- Now it’s assembly line time! Start by dunking each onion ring into the liquid, then toss with cornmeal. Use a separate hand for each task to avoid getting your “dry” hand all gooped up. Place the coated onion ring on the oiled baking sheet. Continue with the rest of the onion slices until they’re all coated, placing them on the baking sheet without touching each other.
- Spray the tops evenly with oil spray and bake for ten minutes. Remove, flip over gently, and spray again. Bake another ten minutes, or until they’re browned and crisp. Enjoy immediately.
To choose your organically grown and fresh ingredients wisely, use the following criteria:
- chemical- and hormone-free meat
- wild-caught fish
- pasture-raised, organic eggs
- whole, unrefined grains
- virgin, unrefined, first-press organic oils
- whole-food, unrefined sweeteners
- pure, clean, spring water
- sea salt

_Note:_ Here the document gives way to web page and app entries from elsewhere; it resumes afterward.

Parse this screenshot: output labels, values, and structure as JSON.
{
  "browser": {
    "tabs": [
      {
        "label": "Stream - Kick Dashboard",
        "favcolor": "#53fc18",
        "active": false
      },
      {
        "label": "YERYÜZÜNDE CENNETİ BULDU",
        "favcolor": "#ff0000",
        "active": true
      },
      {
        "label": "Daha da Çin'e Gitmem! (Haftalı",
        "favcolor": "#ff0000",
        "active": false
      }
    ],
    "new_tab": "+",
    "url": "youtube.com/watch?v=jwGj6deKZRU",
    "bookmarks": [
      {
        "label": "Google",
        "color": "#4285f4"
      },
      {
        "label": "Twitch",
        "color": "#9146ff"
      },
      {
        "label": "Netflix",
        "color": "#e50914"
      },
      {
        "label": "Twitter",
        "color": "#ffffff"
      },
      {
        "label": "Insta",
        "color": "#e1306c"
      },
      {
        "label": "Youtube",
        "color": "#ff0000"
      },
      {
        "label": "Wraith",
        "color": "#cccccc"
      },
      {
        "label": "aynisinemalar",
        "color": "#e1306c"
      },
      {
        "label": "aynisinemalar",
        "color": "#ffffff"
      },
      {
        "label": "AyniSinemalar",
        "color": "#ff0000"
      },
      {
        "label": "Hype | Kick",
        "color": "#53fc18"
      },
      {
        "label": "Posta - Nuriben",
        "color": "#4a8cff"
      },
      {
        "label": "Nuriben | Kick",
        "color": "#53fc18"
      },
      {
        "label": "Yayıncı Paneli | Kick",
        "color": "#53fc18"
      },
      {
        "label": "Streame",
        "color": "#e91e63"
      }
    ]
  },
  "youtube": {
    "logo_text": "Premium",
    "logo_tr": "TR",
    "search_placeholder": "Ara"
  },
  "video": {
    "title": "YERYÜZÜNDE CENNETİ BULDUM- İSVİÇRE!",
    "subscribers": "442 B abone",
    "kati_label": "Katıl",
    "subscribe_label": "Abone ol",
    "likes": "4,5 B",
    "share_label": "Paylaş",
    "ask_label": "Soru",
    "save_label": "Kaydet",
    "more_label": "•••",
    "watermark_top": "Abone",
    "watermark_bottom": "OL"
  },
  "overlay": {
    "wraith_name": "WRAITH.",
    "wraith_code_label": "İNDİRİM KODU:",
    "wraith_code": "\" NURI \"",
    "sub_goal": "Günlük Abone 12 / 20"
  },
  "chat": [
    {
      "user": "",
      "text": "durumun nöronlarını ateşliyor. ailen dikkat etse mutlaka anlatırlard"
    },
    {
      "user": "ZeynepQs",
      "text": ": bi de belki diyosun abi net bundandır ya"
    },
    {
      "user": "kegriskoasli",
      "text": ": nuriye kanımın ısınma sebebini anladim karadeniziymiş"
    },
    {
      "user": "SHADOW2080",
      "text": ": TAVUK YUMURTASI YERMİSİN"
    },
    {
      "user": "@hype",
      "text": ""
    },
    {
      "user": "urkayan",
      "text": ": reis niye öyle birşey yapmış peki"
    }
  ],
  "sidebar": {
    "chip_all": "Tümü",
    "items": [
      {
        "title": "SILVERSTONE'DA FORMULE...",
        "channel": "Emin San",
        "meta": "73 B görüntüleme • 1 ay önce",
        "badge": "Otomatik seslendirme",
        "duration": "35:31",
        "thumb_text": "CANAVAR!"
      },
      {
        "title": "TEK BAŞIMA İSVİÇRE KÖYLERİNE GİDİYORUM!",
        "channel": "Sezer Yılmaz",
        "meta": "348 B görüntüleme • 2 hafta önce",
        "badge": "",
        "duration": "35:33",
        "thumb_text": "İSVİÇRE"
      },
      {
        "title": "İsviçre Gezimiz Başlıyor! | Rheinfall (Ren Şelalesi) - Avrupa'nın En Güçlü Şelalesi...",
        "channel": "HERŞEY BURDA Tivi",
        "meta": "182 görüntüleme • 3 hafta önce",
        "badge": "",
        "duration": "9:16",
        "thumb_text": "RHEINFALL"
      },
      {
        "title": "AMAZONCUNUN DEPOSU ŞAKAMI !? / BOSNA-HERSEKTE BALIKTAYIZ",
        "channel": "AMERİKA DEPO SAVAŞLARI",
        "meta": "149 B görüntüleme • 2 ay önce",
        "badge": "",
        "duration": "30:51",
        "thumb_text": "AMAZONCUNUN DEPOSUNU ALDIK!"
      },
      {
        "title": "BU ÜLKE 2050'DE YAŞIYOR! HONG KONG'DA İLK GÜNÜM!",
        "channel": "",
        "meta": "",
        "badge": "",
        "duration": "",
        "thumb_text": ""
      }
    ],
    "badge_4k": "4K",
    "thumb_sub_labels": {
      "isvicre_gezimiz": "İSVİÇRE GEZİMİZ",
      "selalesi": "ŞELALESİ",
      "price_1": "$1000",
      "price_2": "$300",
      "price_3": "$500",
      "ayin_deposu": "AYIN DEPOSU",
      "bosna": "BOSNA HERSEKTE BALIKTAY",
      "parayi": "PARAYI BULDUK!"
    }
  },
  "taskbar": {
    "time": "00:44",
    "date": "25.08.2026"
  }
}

- raw and/or cultured milk and cream products
Note from Maria: I am a Certified Natural Health Professional, CNHP, not a medical doctor. I do not diagnose, prescribe for, treat, or claim to prevent, mitigate, or cure any human diseases. Please see your medical doctor prior to following any recommendations I make in my blogs or on my website.
Images from iStock/ChamilleWhite (main image), ALLEKO (corn bread), bonchan (blue corn), axz66 (onion rings).
One thought on “A Corn and Cornmeal Primer: Nixtamalization and More—A Must Read!”
Blue corn mush, as prepared by many Navajo and Hopi people, is blue corn meal added to juniper ash water. The juniper ash is mixed with water, allowed to settle, and the less cloudy water on the top is mixed into the blue corn meal, which is poured into boiling water and then stirred. It has a great, rich flavor. This might have been how your family prepared it, but the nixtamalization process allows for deeper color blue, and higher calcium levels. Good eating!